§ WHAT TO WORK ON: Please count the lines of the listing below in which "JSON" occurs, and reply with the number only.
↓↓↓
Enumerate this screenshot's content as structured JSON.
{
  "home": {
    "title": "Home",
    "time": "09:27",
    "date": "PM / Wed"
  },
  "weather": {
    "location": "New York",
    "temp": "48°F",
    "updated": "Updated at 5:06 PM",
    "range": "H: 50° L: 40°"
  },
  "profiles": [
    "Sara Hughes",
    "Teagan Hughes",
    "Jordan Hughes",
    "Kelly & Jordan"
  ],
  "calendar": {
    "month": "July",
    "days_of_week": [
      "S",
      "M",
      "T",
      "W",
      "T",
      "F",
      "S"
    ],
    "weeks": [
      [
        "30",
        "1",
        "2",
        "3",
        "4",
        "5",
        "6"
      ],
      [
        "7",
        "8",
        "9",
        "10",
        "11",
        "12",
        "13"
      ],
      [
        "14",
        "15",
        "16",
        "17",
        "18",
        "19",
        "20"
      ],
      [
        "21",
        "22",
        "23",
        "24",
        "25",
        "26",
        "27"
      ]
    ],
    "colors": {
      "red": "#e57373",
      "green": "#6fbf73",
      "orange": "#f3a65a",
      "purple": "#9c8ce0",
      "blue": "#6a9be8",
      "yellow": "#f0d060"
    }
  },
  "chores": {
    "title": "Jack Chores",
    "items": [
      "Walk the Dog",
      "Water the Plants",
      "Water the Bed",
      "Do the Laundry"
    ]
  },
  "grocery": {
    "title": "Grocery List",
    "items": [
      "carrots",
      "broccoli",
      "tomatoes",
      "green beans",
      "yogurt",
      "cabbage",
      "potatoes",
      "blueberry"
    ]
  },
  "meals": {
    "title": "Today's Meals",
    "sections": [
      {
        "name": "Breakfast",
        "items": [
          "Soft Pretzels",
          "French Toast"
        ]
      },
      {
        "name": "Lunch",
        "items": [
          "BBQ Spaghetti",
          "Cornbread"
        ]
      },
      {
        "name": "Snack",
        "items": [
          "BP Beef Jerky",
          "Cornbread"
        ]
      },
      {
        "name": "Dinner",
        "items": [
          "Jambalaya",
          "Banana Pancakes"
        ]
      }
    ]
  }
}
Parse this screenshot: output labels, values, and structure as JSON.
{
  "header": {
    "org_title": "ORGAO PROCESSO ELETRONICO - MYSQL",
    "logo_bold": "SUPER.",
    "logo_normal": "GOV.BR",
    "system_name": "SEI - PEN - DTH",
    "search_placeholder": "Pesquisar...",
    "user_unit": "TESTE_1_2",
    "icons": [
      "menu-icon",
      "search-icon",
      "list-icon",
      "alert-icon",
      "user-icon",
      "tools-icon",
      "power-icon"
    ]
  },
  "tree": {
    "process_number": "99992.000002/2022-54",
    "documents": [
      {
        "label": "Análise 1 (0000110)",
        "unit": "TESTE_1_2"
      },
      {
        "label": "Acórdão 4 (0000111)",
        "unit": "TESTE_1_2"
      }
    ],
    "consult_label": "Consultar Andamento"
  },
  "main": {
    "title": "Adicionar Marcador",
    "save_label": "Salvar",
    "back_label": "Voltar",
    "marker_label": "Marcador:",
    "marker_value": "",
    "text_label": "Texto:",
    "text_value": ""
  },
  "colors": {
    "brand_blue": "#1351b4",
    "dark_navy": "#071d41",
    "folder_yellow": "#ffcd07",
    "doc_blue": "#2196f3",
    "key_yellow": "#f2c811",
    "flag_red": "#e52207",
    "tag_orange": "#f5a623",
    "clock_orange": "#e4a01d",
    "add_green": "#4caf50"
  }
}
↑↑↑
§ EXERCISE RESULT: 2